Institution: TNO Kwaliteit van Leven
Source:Ergonomics, 2, 51, 140-155
Identifier: 240635
doi: doi:10.1080/00140130701565646
Keywords: Workplace · Arbeidsproductiviteit · Behaviour · Computer mouse · Feedback · Prevention of work related upper limb symptoms · Productivity · Biomechanics · Computer peripheral equipment · Feedback · Mice (computer peripherals) · Vibrations (mechanical) · Feedback signal · Hovering behavior · Ergonomics · Adaptive behavior · Arm disease · Clinical trial · Computer mouse · Controlled clinical trial · Controlled study · Feedback system · Human experiment · Intermethod comparison · Occupational disease · Productivity · Questionnaire · Randomized controlled trial · Tactile stimulation · Vibration sense · Adult · Efficiency · Feedback, Psychological · Female · Health Behavior · Health Surveys · Humans · Male · Man-Machine Systems · Musculoskeletal Diseases · Occupational Health · Posture · User-Computer Interface · Vibration · Workplace

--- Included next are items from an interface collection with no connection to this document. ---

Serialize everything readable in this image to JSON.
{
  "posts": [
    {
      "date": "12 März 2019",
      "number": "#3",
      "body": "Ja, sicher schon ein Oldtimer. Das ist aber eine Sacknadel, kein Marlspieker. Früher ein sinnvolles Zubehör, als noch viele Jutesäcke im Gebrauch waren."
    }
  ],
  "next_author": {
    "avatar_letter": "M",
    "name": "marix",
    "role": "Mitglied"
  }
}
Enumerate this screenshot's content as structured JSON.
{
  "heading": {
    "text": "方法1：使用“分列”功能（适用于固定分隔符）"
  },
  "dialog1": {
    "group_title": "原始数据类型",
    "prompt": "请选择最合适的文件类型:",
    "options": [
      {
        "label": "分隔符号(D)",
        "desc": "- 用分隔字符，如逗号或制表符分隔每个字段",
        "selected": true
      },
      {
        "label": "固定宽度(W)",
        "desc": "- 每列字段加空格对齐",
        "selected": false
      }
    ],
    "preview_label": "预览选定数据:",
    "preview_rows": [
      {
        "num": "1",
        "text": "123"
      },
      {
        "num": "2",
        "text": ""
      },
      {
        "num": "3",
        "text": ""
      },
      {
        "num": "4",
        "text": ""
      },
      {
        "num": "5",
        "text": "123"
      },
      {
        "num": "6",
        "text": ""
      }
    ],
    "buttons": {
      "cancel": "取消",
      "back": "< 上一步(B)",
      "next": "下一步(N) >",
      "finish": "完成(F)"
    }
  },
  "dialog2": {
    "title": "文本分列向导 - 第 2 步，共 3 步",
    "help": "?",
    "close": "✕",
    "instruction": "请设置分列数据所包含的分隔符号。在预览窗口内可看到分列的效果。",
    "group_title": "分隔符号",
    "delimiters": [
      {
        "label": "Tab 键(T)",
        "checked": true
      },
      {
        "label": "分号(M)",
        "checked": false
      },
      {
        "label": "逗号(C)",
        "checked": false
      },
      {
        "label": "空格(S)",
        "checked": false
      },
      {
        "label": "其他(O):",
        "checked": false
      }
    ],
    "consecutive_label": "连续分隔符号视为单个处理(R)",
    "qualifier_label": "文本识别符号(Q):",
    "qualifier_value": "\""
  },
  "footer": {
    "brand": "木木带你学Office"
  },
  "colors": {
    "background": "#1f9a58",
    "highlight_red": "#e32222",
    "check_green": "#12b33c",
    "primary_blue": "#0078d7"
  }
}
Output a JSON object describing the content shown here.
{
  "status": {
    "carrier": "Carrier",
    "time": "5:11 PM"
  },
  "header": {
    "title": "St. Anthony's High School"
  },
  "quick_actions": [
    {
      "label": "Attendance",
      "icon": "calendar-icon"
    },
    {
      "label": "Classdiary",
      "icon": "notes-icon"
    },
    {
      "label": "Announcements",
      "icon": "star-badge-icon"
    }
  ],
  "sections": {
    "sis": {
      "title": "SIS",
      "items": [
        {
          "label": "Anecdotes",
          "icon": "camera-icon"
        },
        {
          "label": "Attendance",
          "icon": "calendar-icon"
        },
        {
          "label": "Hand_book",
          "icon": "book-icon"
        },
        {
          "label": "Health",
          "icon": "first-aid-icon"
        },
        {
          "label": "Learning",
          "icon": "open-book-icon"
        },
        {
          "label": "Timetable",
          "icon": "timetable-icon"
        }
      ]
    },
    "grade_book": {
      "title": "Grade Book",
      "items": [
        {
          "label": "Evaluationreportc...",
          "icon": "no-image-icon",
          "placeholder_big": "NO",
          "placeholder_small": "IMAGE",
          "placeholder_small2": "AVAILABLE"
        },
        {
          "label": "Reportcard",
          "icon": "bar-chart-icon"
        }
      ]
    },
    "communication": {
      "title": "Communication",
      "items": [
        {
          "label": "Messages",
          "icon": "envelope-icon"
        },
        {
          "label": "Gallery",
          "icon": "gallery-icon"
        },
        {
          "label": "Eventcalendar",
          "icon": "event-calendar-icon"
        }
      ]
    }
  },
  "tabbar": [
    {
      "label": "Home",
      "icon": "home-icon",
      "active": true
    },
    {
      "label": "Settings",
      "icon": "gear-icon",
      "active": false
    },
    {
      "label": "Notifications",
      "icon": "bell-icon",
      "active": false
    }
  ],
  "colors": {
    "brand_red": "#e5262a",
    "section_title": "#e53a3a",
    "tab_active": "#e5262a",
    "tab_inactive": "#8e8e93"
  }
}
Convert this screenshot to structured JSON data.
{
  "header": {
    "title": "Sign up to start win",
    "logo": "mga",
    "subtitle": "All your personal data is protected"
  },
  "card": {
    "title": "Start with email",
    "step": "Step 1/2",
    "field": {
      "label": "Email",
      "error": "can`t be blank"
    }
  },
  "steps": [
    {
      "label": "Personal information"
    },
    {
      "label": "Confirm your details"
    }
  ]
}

The aim of this study was to determine the effect of a tactile feedback signal on hovering behaviour, productivity, usability and comfort after 1 week of using an experimental mouse. In a randomized controlled trial, a regular computer mouse was compared to a new developed mouse with a tactile, vibrating feedback signal to prevent unnecessary hovering above the computer mouse. According to this study, participants do decrease their hovering behaviour when using a mouse with tactile feedback. Furthermore, the mouse with tactile feedback did not influence productivity. Usability was rated somewhat mixed. The use of a mouse with a tactile vibrating feedback signal seems promising for preventing neck, shoulder and arm complaints. Further research is needed to study long-term effects on (prevention of) neck, shoulder and arm complaints and development of learning effects.